**Task instructions:** Could you set down every entry below exactly as it is?

**Given entries:**

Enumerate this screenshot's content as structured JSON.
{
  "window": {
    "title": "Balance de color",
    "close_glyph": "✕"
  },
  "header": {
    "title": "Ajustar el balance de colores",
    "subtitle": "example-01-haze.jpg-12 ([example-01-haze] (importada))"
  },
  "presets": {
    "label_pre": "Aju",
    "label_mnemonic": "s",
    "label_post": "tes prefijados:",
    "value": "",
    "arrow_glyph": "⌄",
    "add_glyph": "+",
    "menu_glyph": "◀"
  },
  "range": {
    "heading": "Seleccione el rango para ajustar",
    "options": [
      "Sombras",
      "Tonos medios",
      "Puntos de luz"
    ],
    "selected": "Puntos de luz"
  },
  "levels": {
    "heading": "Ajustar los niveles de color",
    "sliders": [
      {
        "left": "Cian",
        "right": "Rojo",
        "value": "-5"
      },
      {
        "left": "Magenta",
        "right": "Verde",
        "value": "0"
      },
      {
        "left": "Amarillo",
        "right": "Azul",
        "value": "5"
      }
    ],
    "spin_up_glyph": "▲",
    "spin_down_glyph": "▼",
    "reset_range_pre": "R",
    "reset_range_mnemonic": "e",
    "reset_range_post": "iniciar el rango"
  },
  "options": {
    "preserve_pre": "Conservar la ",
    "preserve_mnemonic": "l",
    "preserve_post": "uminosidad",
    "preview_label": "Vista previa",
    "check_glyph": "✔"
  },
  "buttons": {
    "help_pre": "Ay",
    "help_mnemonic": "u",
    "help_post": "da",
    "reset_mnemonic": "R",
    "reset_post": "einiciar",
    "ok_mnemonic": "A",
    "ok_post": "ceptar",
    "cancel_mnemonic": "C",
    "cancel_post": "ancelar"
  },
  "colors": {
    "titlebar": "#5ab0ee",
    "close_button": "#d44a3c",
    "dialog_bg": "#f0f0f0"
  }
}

**Your response:**
Enumerate this screenshot's content as structured JSON.
{
  "window": {
    "title": "Balance de color",
    "close_glyph": "✕"
  },
  "header": {
    "title": "Ajustar el balance de colores",
    "subtitle": "example-01-haze.jpg-12 ([example-01-haze] (importada))"
  },
  "presets": {
    "label_pre": "Aju",
    "label_mnemonic": "s",
    "label_post": "tes prefijados:",
    "value": "",
    "arrow_glyph": "⌄",
    "add_glyph": "+",
    "menu_glyph": "◀"
  },
  "range": {
    "heading": "Seleccione el rango para ajustar",
    "options": [
      "Sombras",
      "Tonos medios",
      "Puntos de luz"
    ],
    "selected": "Puntos de luz"
  },
  "levels": {
    "heading": "Ajustar los niveles de color",
    "sliders": [
      {
        "left": "Cian",
        "right": "Rojo",
        "value": "-5"
      },
      {
        "left": "Magenta",
        "right": "Verde",
        "value": "0"
      },
      {
        "left": "Amarillo",
        "right": "Azul",
        "value": "5"
      }
    ],
    "spin_up_glyph": "▲",
    "spin_down_glyph": "▼",
    "reset_range_pre": "R",
    "reset_range_mnemonic": "e",
    "reset_range_post": "iniciar el rango"
  },
  "options": {
    "preserve_pre": "Conservar la ",
    "preserve_mnemonic": "l",
    "preserve_post": "uminosidad",
    "preview_label": "Vista previa",
    "check_glyph": "✔"
  },
  "buttons": {
    "help_pre": "Ay",
    "help_mnemonic": "u",
    "help_post": "da",
    "reset_mnemonic": "R",
    "reset_post": "einiciar",
    "ok_mnemonic": "A",
    "ok_post": "ceptar",
    "cancel_mnemonic": "C",
    "cancel_post": "ancelar"
  },
  "colors": {
    "titlebar": "#5ab0ee",
    "close_button": "#d44a3c",
    "dialog_bg": "#f0f0f0"
  }
}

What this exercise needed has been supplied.